- [What the task asks]:
The answer must be the full set of records, repeated exactly.
(Recorded information Opens)
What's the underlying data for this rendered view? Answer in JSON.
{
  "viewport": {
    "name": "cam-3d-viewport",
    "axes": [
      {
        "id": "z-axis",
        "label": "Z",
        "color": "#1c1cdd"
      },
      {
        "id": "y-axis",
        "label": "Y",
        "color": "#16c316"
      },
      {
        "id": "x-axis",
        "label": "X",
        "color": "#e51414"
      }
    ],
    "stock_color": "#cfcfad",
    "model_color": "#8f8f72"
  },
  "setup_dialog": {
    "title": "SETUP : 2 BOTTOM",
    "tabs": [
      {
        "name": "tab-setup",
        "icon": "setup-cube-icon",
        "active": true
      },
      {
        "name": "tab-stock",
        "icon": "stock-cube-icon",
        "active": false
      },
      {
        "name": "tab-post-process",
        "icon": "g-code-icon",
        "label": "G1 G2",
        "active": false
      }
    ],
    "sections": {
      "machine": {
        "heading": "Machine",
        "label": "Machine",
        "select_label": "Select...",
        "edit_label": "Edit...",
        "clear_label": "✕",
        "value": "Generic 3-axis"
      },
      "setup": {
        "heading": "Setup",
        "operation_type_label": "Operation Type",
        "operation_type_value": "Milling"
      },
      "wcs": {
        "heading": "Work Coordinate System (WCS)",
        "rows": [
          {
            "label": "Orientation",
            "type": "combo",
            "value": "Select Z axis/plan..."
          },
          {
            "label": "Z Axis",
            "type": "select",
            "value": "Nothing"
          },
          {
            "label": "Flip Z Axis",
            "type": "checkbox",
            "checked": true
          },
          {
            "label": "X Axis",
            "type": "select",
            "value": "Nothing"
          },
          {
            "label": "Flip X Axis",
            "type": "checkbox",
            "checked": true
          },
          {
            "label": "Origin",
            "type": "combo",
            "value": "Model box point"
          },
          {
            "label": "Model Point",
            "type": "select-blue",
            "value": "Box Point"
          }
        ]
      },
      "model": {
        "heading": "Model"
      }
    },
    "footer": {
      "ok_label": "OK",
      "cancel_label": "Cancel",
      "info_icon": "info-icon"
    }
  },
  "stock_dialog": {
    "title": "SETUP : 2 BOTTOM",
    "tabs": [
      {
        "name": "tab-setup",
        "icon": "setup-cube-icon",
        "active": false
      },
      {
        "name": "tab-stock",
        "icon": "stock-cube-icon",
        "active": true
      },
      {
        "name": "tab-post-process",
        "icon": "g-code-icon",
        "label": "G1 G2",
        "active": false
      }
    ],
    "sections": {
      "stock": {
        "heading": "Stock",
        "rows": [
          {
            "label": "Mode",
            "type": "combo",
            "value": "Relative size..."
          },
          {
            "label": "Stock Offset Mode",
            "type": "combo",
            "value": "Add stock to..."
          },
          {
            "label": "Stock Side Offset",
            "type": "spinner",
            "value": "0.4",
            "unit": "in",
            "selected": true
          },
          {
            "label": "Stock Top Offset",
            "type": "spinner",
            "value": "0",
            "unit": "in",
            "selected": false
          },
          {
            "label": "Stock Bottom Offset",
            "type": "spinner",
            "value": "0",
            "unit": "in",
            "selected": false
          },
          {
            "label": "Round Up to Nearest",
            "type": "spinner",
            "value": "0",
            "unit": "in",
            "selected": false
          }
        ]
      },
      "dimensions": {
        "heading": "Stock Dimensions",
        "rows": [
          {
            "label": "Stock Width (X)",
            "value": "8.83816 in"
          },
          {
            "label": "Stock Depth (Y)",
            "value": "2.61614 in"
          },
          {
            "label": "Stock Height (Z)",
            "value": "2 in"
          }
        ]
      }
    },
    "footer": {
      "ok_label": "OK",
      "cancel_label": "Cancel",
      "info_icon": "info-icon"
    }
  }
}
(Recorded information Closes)
- [Result for this exercise]:
What's the underlying data for this rendered view? Answer in JSON.
{
  "viewport": {
    "name": "cam-3d-viewport",
    "axes": [
      {
        "id": "z-axis",
        "label": "Z",
        "color": "#1c1cdd"
      },
      {
        "id": "y-axis",
        "label": "Y",
        "color": "#16c316"
      },
      {
        "id": "x-axis",
        "label": "X",
        "color": "#e51414"
      }
    ],
    "stock_color": "#cfcfad",
    "model_color": "#8f8f72"
  },
  "setup_dialog": {
    "title": "SETUP : 2 BOTTOM",
    "tabs": [
      {
        "name": "tab-setup",
        "icon": "setup-cube-icon",
        "active": true
      },
      {
        "name": "tab-stock",
        "icon": "stock-cube-icon",
        "active": false
      },
      {
        "name": "tab-post-process",
        "icon": "g-code-icon",
        "label": "G1 G2",
        "active": false
      }
    ],
    "sections": {
      "machine": {
        "heading": "Machine",
        "label": "Machine",
        "select_label": "Select...",
        "edit_label": "Edit...",
        "clear_label": "✕",
        "value": "Generic 3-axis"
      },
      "setup": {
        "heading": "Setup",
        "operation_type_label": "Operation Type",
        "operation_type_value": "Milling"
      },
      "wcs": {
        "heading": "Work Coordinate System (WCS)",
        "rows": [
          {
            "label": "Orientation",
            "type": "combo",
            "value": "Select Z axis/plan..."
          },
          {
            "label": "Z Axis",
            "type": "select",
            "value": "Nothing"
          },
          {
            "label": "Flip Z Axis",
            "type": "checkbox",
            "checked": true
          },
          {
            "label": "X Axis",
            "type": "select",
            "value": "Nothing"
          },
          {
            "label": "Flip X Axis",
            "type": "checkbox",
            "checked": true
          },
          {
            "label": "Origin",
            "type": "combo",
            "value": "Model box point"
          },
          {
            "label": "Model Point",
            "type": "select-blue",
            "value": "Box Point"
          }
        ]
      },
      "model": {
        "heading": "Model"
      }
    },
    "footer": {
      "ok_label": "OK",
      "cancel_label": "Cancel",
      "info_icon": "info-icon"
    }
  },
  "stock_dialog": {
    "title": "SETUP : 2 BOTTOM",
    "tabs": [
      {
        "name": "tab-setup",
        "icon": "setup-cube-icon",
        "active": false
      },
      {
        "name": "tab-stock",
        "icon": "stock-cube-icon",
        "active": true
      },
      {
        "name": "tab-post-process",
        "icon": "g-code-icon",
        "label": "G1 G2",
        "active": false
      }
    ],
    "sections": {
      "stock": {
        "heading": "Stock",
        "rows": [
          {
            "label": "Mode",
            "type": "combo",
            "value": "Relative size..."
          },
          {
            "label": "Stock Offset Mode",
            "type": "combo",
            "value": "Add stock to..."
          },
          {
            "label": "Stock Side Offset",
            "type": "spinner",
            "value": "0.4",
            "unit": "in",
            "selected": true
          },
          {
            "label": "Stock Top Offset",
            "type": "spinner",
            "value": "0",
            "unit": "in",
            "selected": false
          },
          {
            "label": "Stock Bottom Offset",
            "type": "spinner",
            "value": "0",
            "unit": "in",
            "selected": false
          },
          {
            "label": "Round Up to Nearest",
            "type": "spinner",
            "value": "0",
            "unit": "in",
            "selected": false
          }
        ]
      },
      "dimensions": {
        "heading": "Stock Dimensions",
        "rows": [
          {
            "label": "Stock Width (X)",
            "value": "8.83816 in"
          },
          {
            "label": "Stock Depth (Y)",
            "value": "2.61614 in"
          },
          {
            "label": "Stock Height (Z)",
            "value": "2 in"
          }
        ]
      }
    },
    "footer": {
      "ok_label": "OK",
      "cancel_label": "Cancel",
      "info_icon": "info-icon"
    }
  }
}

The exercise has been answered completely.